Purpose of review: To evaluate recent evidence on pharmaconutrition with antioxidant micronutrients, for different populations of adult critically ill patients.
Recent findings: Over the last few years, different studies have shown that high-dose trace elements and vitamins, especially parenteral selenium and zinc, may be able to improve relevant clinical outcomes in the most seriously ill patients. High-dose selenite monotherapy reduces mortality, particularly when a pharmacological loading dose is given in the early stage of severe sepsis and septic shock. Notwithstanding, the recently published REducing Deaths due to OXidative Stress study using an antioxidant cocktail and parenteral selenite, in addition to standard enteral nutrition, was unable to show any benefits for patients with multiple organ failure.

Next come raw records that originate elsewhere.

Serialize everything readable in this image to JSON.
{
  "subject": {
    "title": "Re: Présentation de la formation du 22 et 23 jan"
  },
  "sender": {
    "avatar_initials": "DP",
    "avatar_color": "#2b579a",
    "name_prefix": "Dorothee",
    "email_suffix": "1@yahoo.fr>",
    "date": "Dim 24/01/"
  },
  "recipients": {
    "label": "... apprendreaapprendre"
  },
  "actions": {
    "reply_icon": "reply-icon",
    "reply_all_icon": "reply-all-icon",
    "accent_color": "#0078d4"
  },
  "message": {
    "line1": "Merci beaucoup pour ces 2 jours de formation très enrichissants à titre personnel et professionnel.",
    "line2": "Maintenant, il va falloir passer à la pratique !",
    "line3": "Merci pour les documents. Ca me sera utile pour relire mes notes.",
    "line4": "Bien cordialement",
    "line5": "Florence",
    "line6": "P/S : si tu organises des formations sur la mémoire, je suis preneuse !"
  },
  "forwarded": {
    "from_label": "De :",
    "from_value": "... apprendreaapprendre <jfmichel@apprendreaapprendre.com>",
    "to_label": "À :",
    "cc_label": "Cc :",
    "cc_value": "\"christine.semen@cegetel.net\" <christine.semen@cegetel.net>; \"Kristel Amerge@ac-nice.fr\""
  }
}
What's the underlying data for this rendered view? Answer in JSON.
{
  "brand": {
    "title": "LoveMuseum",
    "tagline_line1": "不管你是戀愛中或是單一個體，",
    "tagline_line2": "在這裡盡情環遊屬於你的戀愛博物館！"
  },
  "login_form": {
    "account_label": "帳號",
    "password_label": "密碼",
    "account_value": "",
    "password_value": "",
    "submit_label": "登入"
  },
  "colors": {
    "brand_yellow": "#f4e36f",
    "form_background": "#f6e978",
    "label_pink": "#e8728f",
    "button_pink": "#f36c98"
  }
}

Summary: There is evidence supporting the concept of pharmaconutrition with high-dose micronutrients. Selenium therapy may be able to decrease infections and reduce mortality in sepsis, but more research is needed to better understand pharmacokinetics, optimal composition, timing, duration, and dose of antioxidant cocktails for the critically ill.